Six Flags Seeks Bankruptcy to Cut Debt $1.8 Billion

Six Flags Inc., the owner of 20 theme parks, sought bankruptcy protection 3 1/2 years after Washington Redskins owner Daniel Snyder become chairman and hired new managers in an attempt to return it to profitability.

The Chapter 11 petition filed in U.S. Bankruptcy Court in Wilmington, Delaware, listed assets of $3 billion and debt of $2.4 billion as of Dec. 31. Thirty-six affiliates also sought protection.

Snyder began a shakeup of Six Flags in late 2005 after winning three seats on the board. The 48-year-old company hasn’t posted an annual profit since 1998 and had losses of $558.8 million in the two years after Snyder became chairman.

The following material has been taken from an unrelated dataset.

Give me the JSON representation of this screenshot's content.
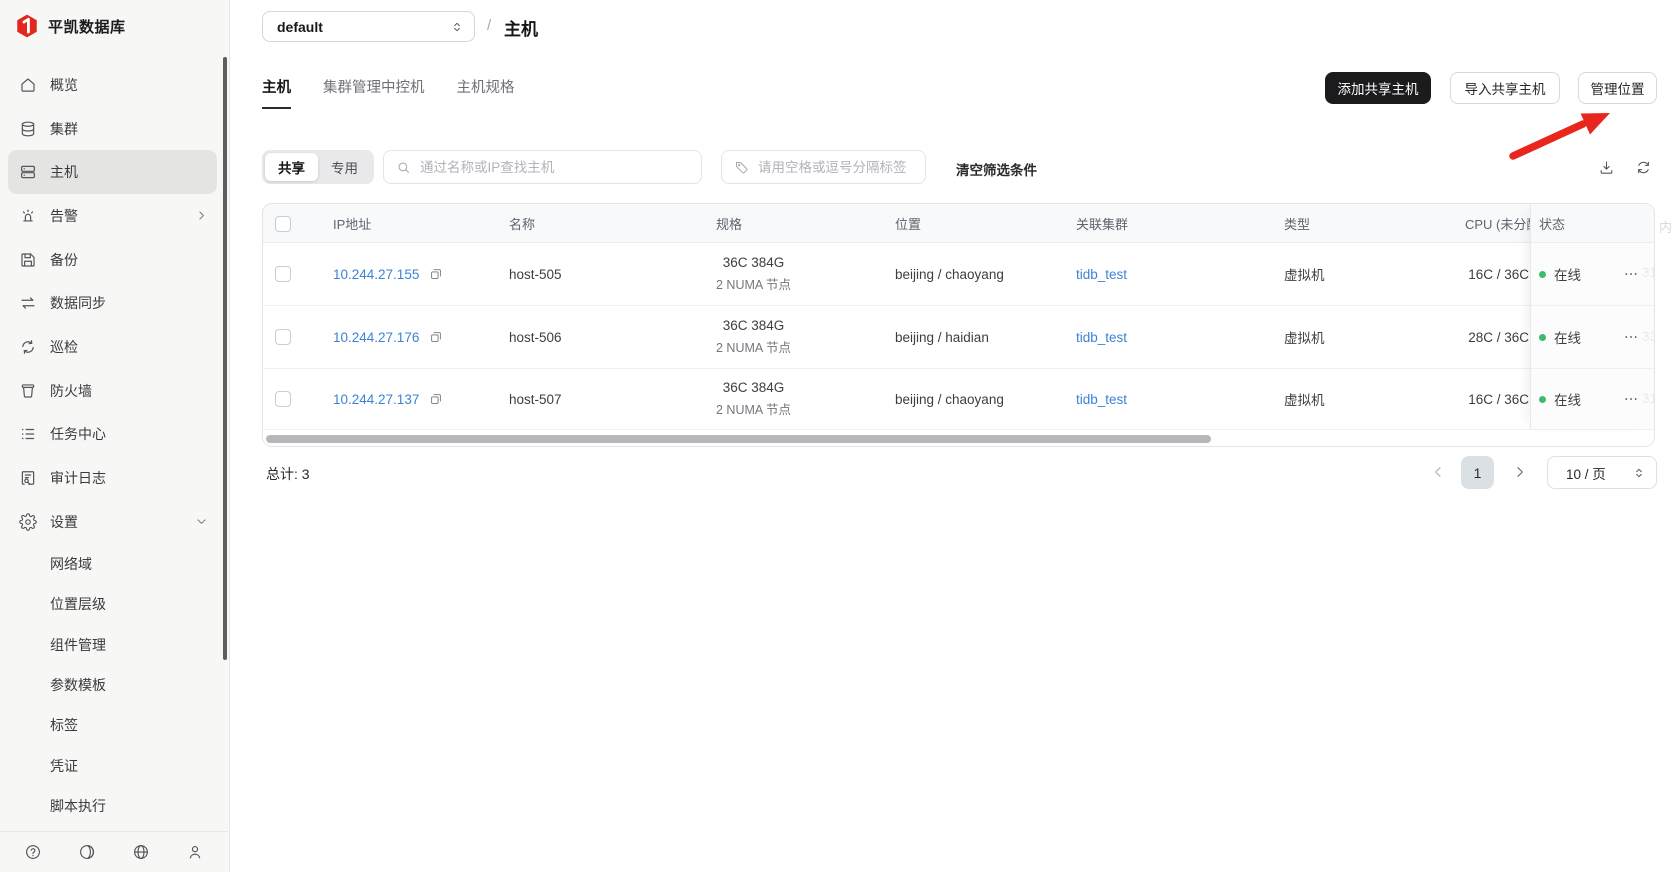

Six Flags shares have fallen 86 percent in the past 12 months as investors have grown skeptical about the company’s ability to refinance preferred income equity redeemable shares, or PIERS, before their August redemption date. On Aug. 15, $287.5 million in preferred stock matures and $131 million of 8.875 percent senior notes come due next year.

The company said in today’s statement it’s seeking court approval of a prearranged reorganization plan that will cut its debt by about $1.8 billion and eliminate more than $300 million worth of preferred stock obligations. The reorganization plan has yet to be filed with the court.

$1.3 Billion

The 20 largest creditors without collateral backing their claims are owed about $1.3 billion, according to court papers. HSBC Bank USA, National Association as Trustee for holders of the company’s 12.25 percent notes due 2016, is listed as the largest unsecured creditor. The principal amount due under the bonds is $400 million.

Any debt-for-equity exchange offers by the company have ended due to the bankruptcy filing, Six Flags said in the statement.

Six Flags, which has theme parks in the U.S., Canada and Mexico, had $79.4 million in cash and $2.31 billion in long-term debt as of March 31, according to its first-quarter financial statement.

Spokeswoman Sandra Daniels didn’t respond to a voice mail left by Bloomberg News seeking comment.

The lead case is: Premier International Holdings Inc., 09- 12019, U.S. Bankruptcy Court, District of Delaware (Wilmington).